### Exercise directions
An exact printout of all the entries is required.

——

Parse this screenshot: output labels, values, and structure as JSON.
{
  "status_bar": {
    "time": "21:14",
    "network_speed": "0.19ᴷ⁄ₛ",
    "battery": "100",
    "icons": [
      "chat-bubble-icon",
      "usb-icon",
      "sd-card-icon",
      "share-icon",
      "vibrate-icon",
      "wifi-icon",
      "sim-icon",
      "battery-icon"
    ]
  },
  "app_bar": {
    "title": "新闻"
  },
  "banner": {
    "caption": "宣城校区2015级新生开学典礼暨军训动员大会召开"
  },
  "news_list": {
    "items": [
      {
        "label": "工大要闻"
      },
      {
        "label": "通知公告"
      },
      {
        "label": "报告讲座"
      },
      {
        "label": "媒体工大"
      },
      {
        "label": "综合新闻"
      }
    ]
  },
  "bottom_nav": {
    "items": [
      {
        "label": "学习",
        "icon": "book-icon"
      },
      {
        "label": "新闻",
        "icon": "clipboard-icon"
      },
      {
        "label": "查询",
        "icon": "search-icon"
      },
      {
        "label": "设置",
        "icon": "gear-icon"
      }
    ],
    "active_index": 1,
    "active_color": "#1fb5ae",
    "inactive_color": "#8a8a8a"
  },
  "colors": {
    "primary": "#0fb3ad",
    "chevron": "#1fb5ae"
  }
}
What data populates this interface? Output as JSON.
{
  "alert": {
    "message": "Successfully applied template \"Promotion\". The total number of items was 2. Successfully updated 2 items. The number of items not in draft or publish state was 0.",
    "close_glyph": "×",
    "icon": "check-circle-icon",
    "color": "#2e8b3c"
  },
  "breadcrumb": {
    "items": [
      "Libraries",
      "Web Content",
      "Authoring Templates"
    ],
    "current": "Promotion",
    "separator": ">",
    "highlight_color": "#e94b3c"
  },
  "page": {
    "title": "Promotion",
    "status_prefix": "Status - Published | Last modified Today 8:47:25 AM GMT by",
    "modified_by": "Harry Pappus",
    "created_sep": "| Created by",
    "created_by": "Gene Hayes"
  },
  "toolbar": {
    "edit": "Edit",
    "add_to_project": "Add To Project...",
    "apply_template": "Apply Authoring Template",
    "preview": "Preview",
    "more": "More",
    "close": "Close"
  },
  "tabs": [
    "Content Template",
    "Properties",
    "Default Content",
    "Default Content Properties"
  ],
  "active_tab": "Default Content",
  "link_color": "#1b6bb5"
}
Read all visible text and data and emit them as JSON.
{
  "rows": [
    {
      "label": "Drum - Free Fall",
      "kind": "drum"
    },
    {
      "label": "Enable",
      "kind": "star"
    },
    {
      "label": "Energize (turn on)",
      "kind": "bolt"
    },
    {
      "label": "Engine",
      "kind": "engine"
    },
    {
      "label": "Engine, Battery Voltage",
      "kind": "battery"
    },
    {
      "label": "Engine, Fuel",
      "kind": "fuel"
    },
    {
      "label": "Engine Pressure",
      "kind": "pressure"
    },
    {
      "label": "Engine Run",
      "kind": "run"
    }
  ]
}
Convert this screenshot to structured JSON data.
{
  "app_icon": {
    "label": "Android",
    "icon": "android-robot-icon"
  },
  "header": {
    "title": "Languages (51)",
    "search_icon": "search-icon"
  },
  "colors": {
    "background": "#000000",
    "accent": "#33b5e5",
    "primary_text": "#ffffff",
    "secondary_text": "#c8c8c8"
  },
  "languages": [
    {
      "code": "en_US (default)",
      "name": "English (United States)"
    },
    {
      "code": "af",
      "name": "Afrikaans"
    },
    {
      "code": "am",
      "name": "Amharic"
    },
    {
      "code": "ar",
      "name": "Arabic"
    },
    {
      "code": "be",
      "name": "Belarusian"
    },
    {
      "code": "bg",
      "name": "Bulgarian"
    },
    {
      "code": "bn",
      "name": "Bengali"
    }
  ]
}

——

### Completed task
Parse this screenshot: output labels, values, and structure as JSON.
{
  "status_bar": {
    "time": "21:14",
    "network_speed": "0.19ᴷ⁄ₛ",
    "battery": "100",
    "icons": [
      "chat-bubble-icon",
      "usb-icon",
      "sd-card-icon",
      "share-icon",
      "vibrate-icon",
      "wifi-icon",
      "sim-icon",
      "battery-icon"
    ]
  },
  "app_bar": {
    "title": "新闻"
  },
  "banner": {
    "caption": "宣城校区2015级新生开学典礼暨军训动员大会召开"
  },
  "news_list": {
    "items": [
      {
        "label": "工大要闻"
      },
      {
        "label": "通知公告"
      },
      {
        "label": "报告讲座"
      },
      {
        "label": "媒体工大"
      },
      {
        "label": "综合新闻"
      }
    ]
  },
  "bottom_nav": {
    "items": [
      {
        "label": "学习",
        "icon": "book-icon"
      },
      {
        "label": "新闻",
        "icon": "clipboard-icon"
      },
      {
        "label": "查询",
        "icon": "search-icon"
      },
      {
        "label": "设置",
        "icon": "gear-icon"
      }
    ],
    "active_index": 1,
    "active_color": "#1fb5ae",
    "inactive_color": "#8a8a8a"
  },
  "colors": {
    "primary": "#0fb3ad",
    "chevron": "#1fb5ae"
  }
}
What data populates this interface? Output as JSON.
{
  "alert": {
    "message": "Successfully applied template \"Promotion\". The total number of items was 2. Successfully updated 2 items. The number of items not in draft or publish state was 0.",
    "close_glyph": "×",
    "icon": "check-circle-icon",
    "color": "#2e8b3c"
  },
  "breadcrumb": {
    "items": [
      "Libraries",
      "Web Content",
      "Authoring Templates"
    ],
    "current": "Promotion",
    "separator": ">",
    "highlight_color": "#e94b3c"
  },
  "page": {
    "title": "Promotion",
    "status_prefix": "Status - Published | Last modified Today 8:47:25 AM GMT by",
    "modified_by": "Harry Pappus",
    "created_sep": "| Created by",
    "created_by": "Gene Hayes"
  },
  "toolbar": {
    "edit": "Edit",
    "add_to_project": "Add To Project...",
    "apply_template": "Apply Authoring Template",
    "preview": "Preview",
    "more": "More",
    "close": "Close"
  },
  "tabs": [
    "Content Template",
    "Properties",
    "Default Content",
    "Default Content Properties"
  ],
  "active_tab": "Default Content",
  "link_color": "#1b6bb5"
}
Read all visible text and data and emit them as JSON.
{
  "rows": [
    {
      "label": "Drum - Free Fall",
      "kind": "drum"
    },
    {
      "label": "Enable",
      "kind": "star"
    },
    {
      "label": "Energize (turn on)",
      "kind": "bolt"
    },
    {
      "label": "Engine",
      "kind": "engine"
    },
    {
      "label": "Engine, Battery Voltage",
      "kind": "battery"
    },
    {
      "label": "Engine, Fuel",
      "kind": "fuel"
    },
    {
      "label": "Engine Pressure",
      "kind": "pressure"
    },
    {
      "label": "Engine Run",
      "kind": "run"
    }
  ]
}
Convert this screenshot to structured JSON data.
{
  "app_icon": {
    "label": "Android",
    "icon": "android-robot-icon"
  },
  "header": {
    "title": "Languages (51)",
    "search_icon": "search-icon"
  },
  "colors": {
    "background": "#000000",
    "accent": "#33b5e5",
    "primary_text": "#ffffff",
    "secondary_text": "#c8c8c8"
  },
  "languages": [
    {
      "code": "en_US (default)",
      "name": "English (United States)"
    },
    {
      "code": "af",
      "name": "Afrikaans"
    },
    {
      "code": "am",
      "name": "Amharic"
    },
    {
      "code": "ar",
      "name": "Arabic"
    },
    {
      "code": "be",
      "name": "Belarusian"
    },
    {
      "code": "bg",
      "name": "Bulgarian"
    },
    {
      "code": "bn",
      "name": "Bengali"
    }
  ]
}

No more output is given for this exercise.